And I suppose I should explain my rules for these films inclusion. If a film has many strange and defining characteristics that set it apart from other Spaghetti Westerns, then I consider it an oddity. Films which come close to the oddity label might be Requiescant or Cemetery Without Crosses. I also believe that a film does not have to be weird necessarily, to be an oddity. If it is different than the rest, I call it an oddity. A good example of this is Shoot the Living, Pray for the Dead. It is slow paced unlike most, it is set in mostly one location unlike most, and the villain is given slightly more humanity, definitely unlike most. Again, not widely considered odd but this is my belief.
But one film which is most definitely an oddity is Matalo! A small group of bandits occupy an old ghost town as their hideout after a robbery. Soon, a young stranger comes by and eventually kills them. That is basically it for the plot. But that is only part of the film's genius. It tells a very interesting story. And that is just it. It is more story orientated than plot. More time is given to character interactions than action. The plot only consists of about 40 minutes of the film. The rest is dedicated to the pure weirdness. It is also a film made mostly to coincide with the style at the time. It is filmed in the acid western style. More allegorical than upfront. It is an acid trip of a film and is often called the weirdest Spaghetti Western there is. This is definitely true.
One area that most of these films excel in is pure weirdness. Get Mean is set in Medieval Spain with the Stranger battling Barbarians with an ivory handled Colt, a four barreled shotgun, and a box full of dynamite. Not your usual Spaghetti Western to say the least. With Matalo! there are hippies who ride to the sound of acid rock, butterly belt buckles, 60's style fringe clothing and boomerangs! Very strange. But the strangeness of some of these films sometimes only lies in their setting or technology. Get Mean is mostly a straight forward western and the only thing setting it apart is Spain and Barbarians. It doesn't have the substance of an acid trip film.
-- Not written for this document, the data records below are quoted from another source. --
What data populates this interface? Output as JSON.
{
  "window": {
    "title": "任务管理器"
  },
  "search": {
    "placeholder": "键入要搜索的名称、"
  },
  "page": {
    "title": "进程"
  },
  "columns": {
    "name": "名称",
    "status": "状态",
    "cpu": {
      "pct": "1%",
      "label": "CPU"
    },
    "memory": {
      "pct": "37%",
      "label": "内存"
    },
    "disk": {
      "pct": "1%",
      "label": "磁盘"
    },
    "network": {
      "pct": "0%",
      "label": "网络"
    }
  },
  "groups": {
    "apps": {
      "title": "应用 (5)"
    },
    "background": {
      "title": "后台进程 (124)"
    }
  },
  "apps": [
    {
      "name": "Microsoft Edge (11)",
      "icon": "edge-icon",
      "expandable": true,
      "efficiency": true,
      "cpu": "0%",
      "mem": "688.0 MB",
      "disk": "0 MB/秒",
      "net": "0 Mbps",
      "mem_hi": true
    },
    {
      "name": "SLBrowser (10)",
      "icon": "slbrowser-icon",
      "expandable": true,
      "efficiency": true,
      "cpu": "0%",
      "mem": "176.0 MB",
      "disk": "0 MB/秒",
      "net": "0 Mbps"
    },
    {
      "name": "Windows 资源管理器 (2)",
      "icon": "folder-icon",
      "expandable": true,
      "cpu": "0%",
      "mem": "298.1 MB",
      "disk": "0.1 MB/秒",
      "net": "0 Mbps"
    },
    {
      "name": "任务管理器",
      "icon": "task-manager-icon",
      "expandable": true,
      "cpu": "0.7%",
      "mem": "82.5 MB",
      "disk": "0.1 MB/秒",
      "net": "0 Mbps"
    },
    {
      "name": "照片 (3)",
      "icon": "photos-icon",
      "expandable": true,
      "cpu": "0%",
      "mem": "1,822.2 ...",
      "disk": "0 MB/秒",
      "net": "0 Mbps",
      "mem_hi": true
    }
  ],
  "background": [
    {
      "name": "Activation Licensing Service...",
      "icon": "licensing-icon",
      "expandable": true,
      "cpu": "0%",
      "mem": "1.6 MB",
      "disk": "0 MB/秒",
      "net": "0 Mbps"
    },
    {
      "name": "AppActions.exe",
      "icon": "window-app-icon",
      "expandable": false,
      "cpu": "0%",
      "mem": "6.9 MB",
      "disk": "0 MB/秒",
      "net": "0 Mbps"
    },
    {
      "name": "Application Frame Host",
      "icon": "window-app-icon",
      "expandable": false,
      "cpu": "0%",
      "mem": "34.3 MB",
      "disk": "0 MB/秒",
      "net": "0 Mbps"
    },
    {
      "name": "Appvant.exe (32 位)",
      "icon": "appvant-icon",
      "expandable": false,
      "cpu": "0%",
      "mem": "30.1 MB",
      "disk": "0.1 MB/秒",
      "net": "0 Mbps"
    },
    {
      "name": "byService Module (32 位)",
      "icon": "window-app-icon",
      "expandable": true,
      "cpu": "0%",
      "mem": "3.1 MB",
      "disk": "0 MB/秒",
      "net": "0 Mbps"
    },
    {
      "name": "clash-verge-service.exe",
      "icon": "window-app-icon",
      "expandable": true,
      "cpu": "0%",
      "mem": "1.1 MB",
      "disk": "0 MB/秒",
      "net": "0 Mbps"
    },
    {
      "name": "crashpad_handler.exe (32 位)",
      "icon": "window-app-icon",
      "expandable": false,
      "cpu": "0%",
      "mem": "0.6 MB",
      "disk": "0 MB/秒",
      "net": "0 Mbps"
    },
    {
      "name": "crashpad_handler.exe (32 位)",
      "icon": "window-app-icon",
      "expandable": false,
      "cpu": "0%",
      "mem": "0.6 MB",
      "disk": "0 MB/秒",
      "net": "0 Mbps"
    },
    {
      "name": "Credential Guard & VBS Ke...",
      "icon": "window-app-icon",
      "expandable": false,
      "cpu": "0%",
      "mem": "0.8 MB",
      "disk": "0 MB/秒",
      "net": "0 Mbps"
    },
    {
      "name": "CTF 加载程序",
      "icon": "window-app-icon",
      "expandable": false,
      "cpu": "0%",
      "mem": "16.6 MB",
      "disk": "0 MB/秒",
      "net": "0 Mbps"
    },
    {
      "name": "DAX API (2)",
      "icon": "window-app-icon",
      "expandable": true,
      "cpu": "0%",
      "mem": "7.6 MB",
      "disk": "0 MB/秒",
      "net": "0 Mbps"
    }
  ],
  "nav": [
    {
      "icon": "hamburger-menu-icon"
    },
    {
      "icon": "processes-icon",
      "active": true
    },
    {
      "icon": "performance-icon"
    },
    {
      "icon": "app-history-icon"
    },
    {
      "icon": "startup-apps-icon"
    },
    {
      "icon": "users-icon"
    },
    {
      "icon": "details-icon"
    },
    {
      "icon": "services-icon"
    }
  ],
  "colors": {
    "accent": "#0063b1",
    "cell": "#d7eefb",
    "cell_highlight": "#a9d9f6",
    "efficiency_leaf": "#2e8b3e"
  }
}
But those that are strange through and through do have the substance. Matalo!, Django Kill, and Cut Throats Nine all have substance. All have these aspects that make them strange. But again, it doesn't have to be strange to be an oddity.
Get Mean is only strange for the reasons I have already stated. A Stranger is hired to escort the Princess of Spain back to her country and fight an evil horde of Barbarians. The film was the last in the Stranger series. It is also the weirdest. It definitely outdoes Matalo! in weirdness but Matalo's substance leaves Matalo as the strangest. If there is a difference between the two. But the film is very wild and is one film that is unanimously considered an oddity. Its director, Ferdinando Baldi, has a history with genre oddities. He previously directed Blindman, a strange tale of a sightless gunslinger who manages to destroy an army of Mexican Bandidos with only hearing and wits. It is known for its strong nudity and violence.
There are many films beyond those listed here that are oddities. But what we have in this article is some of the strangest or weirdest. We have those that are definite oddites and some that are only oddities by personal defintion. But I feel safe in saying that somewhere at 70% of Spaghetti Westerns go against normal film conventions. They created their own world. Free to elaborate and exaggerate. A fantasy land where almost anything and seemingly everything can happen. This is the world of the Spaghetti Western.